Due to the mechanical typewriter and the Linotype machine, printed materials during the World War I era were produced quickly and widely distributed. In a time without media other than those on paper, printed materials like newspapers, magazines, books, letters, and army orders were critical for communication. This book examines the range of documents written during World War I or within a few years of the end of the conflict to reveal the experiences of the doughboys who participated in “the war to end all wars.”
Through documents such as military communications, newspaper accounts, personal letters, divisional histories written soon after the end of hostilities, and other sources, readers get detailed glimpses into the doughboy experience during World War I. The book covers subject matter throughout their time as soldiers, including training in the United States and in France, early participation in conflicts, daily life in the American Expeditionary Force, the major battles for American troops, and what returning home was like for those lucky ones. The assembled narrative of the war experience from many different voices and individuals creates a resource that enables a better understanding the attitudes and perspectives from 1918 through the very early 1920s. Readers will also gain an appreciation of the many changes in American culture that were to follow immediately after the war’s conclusion and contribute to the decade of the Roaring Twenties.
- Presents an engaging narrative and serves as a historical resource, making the book appealing to wide range of readers
- Introduces contemporary audiences to perspectives of a century ago
- Offers compelling stories about the American Expeditionary Forces experience from multiple points of view—from the soldiers themselves, their officers, and the soldier-journalists who covered the First World War

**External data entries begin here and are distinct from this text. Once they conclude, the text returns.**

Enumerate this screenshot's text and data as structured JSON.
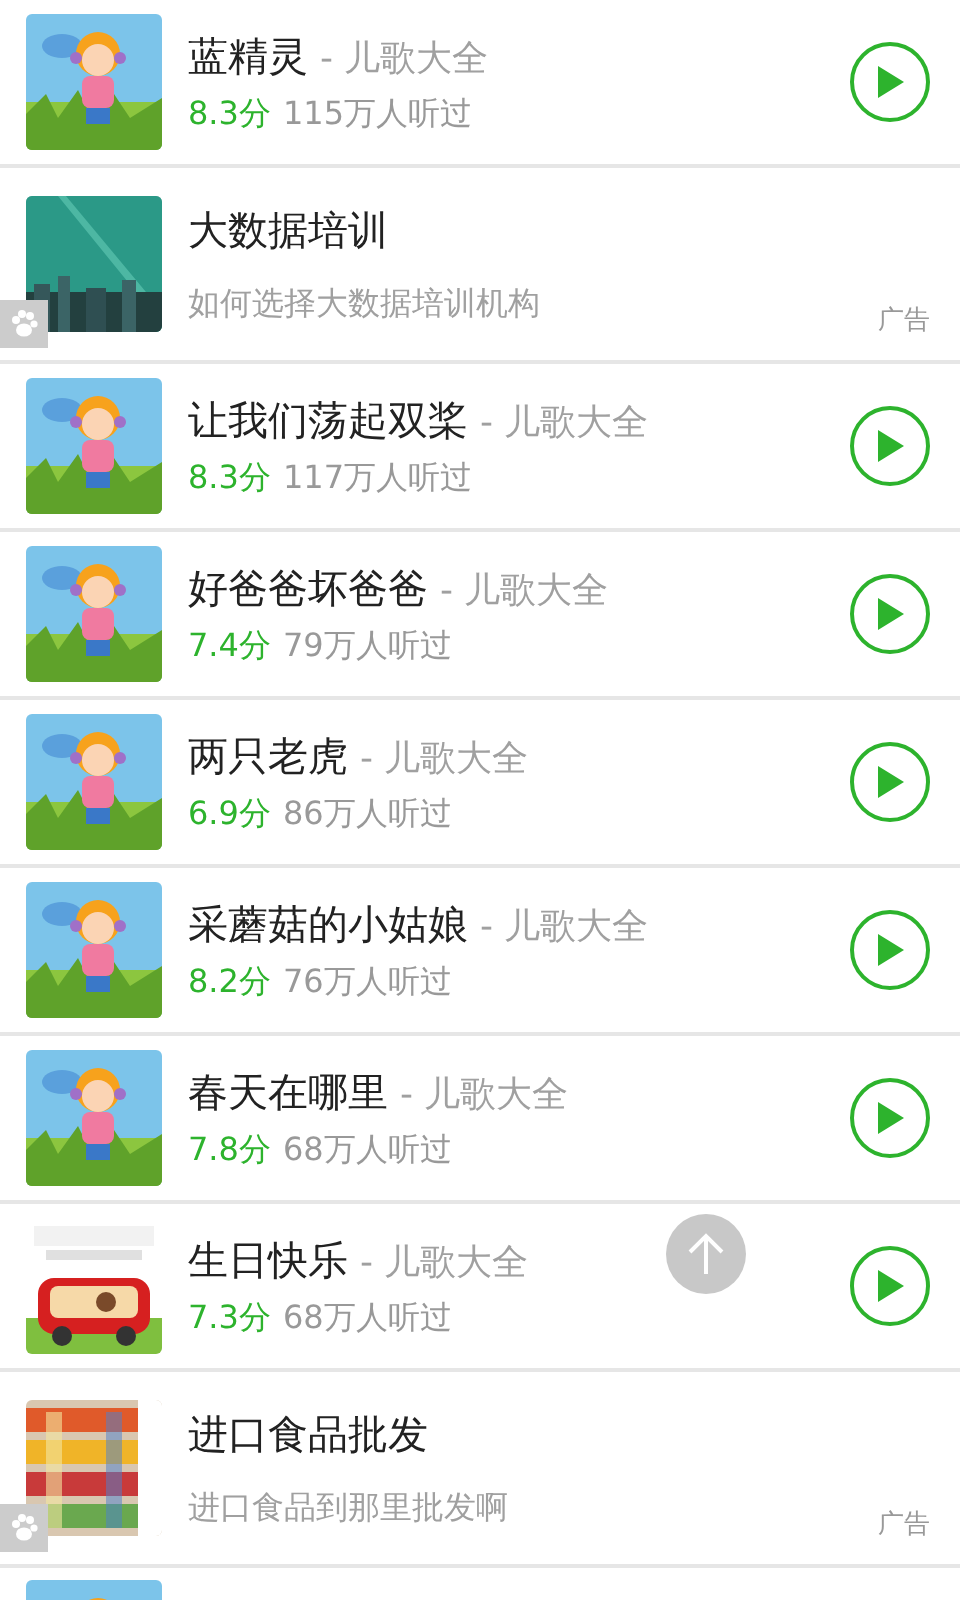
{
  "rows": [
    {
      "kind": "song",
      "title": "蓝精灵",
      "album": "- 儿歌大全",
      "score": "8.3分",
      "plays": "115万人听过"
    },
    {
      "kind": "ad",
      "title": "大数据培训",
      "description": "如何选择大数据培训机构",
      "badge": "广告"
    },
    {
      "kind": "song",
      "title": "让我们荡起双桨",
      "album": "- 儿歌大全",
      "score": "8.3分",
      "plays": "117万人听过"
    },
    {
      "kind": "song",
      "title": "好爸爸坏爸爸",
      "album": "- 儿歌大全",
      "score": "7.4分",
      "plays": "79万人听过"
    },
    {
      "kind": "song",
      "title": "两只老虎",
      "album": "- 儿歌大全",
      "score": "6.9分",
      "plays": "86万人听过"
    },
    {
      "kind": "song",
      "title": "采蘑菇的小姑娘",
      "album": "- 儿歌大全",
      "score": "8.2分",
      "plays": "76万人听过"
    },
    {
      "kind": "song",
      "title": "春天在哪里",
      "album": "- 儿歌大全",
      "score": "7.8分",
      "plays": "68万人听过"
    },
    {
      "kind": "song",
      "title": "生日快乐",
      "album": "- 儿歌大全",
      "score": "7.3分",
      "plays": "68万人听过"
    },
    {
      "kind": "ad",
      "title": "进口食品批发",
      "description": "进口食品到那里批发啊",
      "badge": "广告"
    },
    {
      "kind": "partial"
    }
  ]
}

- Supplies an invaluable resource for students and military scholars of one of the most decisive aspects of the First World War